Extracellular vesicles (EVs) are tiny bubble-like structures secreted by MSCs and contain cytokines, proteins, mRNAs, and miRNA. EVs are able to regulate cell signaling in the recipient's cells and have similar activities to MSC, although they cannot maintain their presence in the body for a long-term action. The preconditioning or priming of MSCs protects them from the harmful environment, and improves their survival rate and therapeuticfunctions. The method of preconditioning of cells involves incubation of MSCs in cultural media with cytokines, and natural or chemically synthesized compounds. But before the administration of primed MSCs into the patient's body, these cells are washed to remove these compounds, making them safe for therapy.

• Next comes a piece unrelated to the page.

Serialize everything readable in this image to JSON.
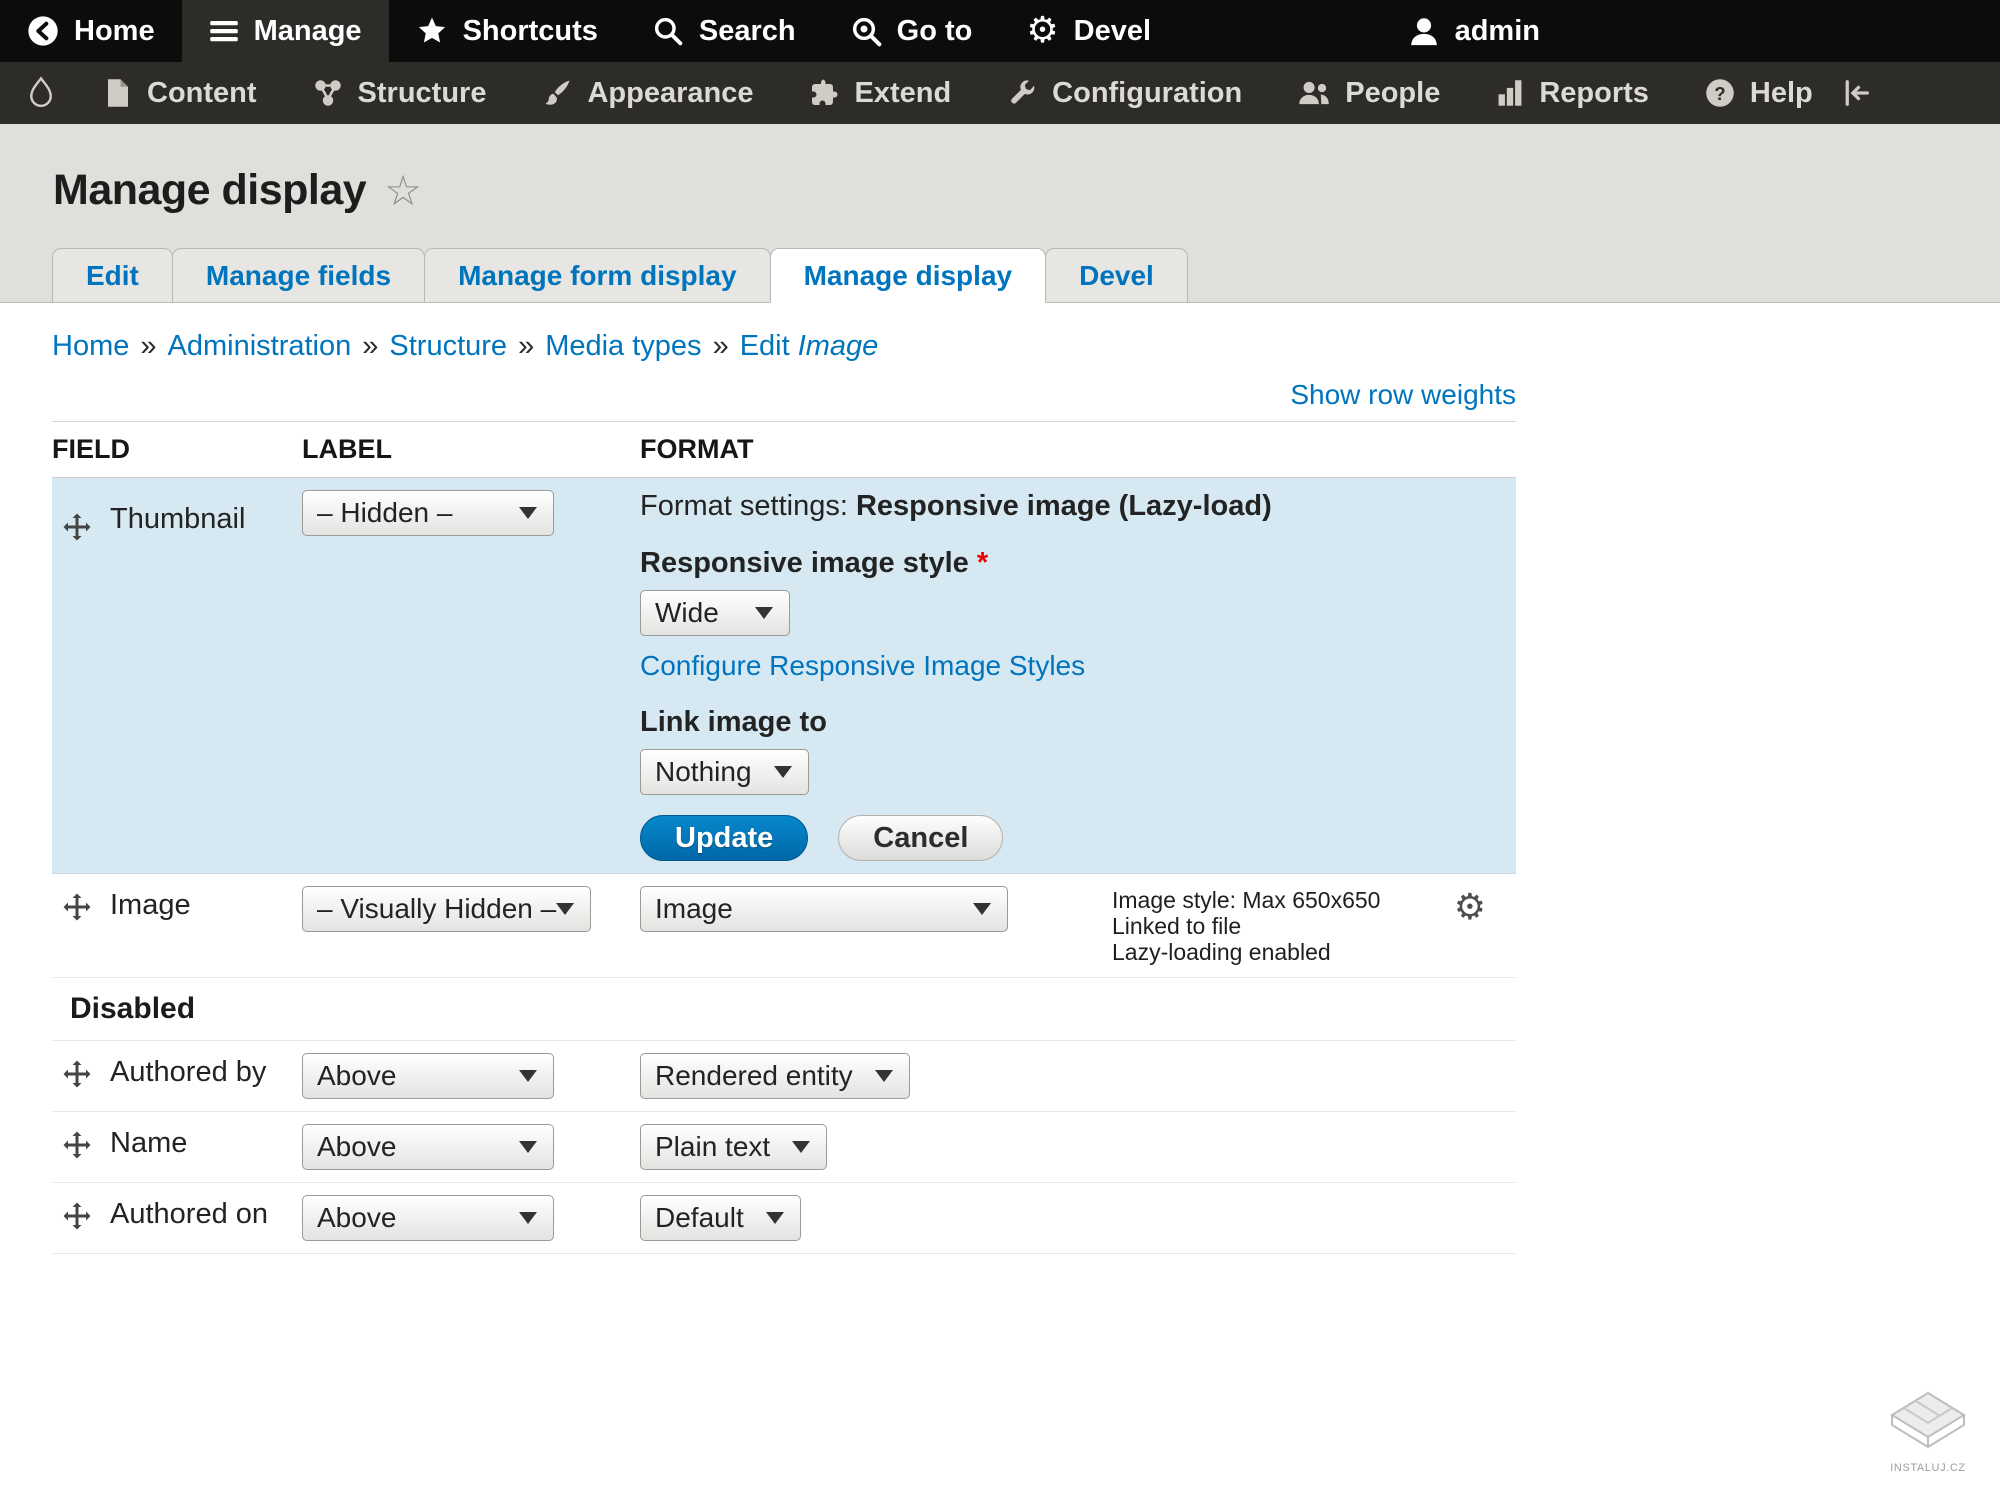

Overall, Kintaro Cells Power could provide an optional priming of bone marrow-derived mesenchymal stem cells with melatonin to improve the beneficial effects of MSC therapy of kidney disorders. In some cases, a blood dialysis procedure before MSC administration could also improve the results as the level of toxic compounds will be lower. Nevertheless, due to very different underlying causes of kidney disease, comprehensive blood and urine tests along with the consultation with a physician are needed before starting the therapy with Kintaro cells.